Orthodontist Near Me

  • How To Become An Orthodontist

    March 29th 2021

    Remember when you were in school, and every year on the first day of class, there was an icebreaker where the teacher would go around the room and everyone would answer the funny or thought-provoking question posed. Around middle school,...

  • What Goes Into a Routine Cleaning?

    December 5th 2020

    Cleaning your teeth can be uncomfortable, feel embarrassing, or sometimes be just plan scary.
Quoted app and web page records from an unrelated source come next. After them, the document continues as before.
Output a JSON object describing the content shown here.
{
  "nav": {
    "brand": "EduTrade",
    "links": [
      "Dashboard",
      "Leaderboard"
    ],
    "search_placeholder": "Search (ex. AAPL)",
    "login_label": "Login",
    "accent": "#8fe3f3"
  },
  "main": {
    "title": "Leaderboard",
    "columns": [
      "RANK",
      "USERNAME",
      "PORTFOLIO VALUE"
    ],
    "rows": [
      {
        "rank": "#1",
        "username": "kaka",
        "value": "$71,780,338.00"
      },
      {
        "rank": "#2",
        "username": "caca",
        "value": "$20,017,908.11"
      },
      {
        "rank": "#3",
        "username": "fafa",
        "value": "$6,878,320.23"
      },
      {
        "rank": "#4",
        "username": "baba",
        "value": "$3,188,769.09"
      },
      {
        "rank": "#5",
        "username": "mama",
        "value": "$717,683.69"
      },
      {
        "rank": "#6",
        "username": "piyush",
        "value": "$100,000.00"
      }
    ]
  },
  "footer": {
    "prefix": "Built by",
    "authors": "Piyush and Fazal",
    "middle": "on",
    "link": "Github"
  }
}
Between the jaw discomfort, scraping, prodding, and strange noises, it is completely normal to be a little apprehensive about it. Regardless, routinely getting your teeth cleaned...

  • Preparing Your Child For Braces

    August 17th 2020

    For many children or teens, getting braces can be exciting! However, for some, they may be nervous and have many questions. Often, they will have to adapt to eating the right foods, new ways of brushing and flossing, and more!...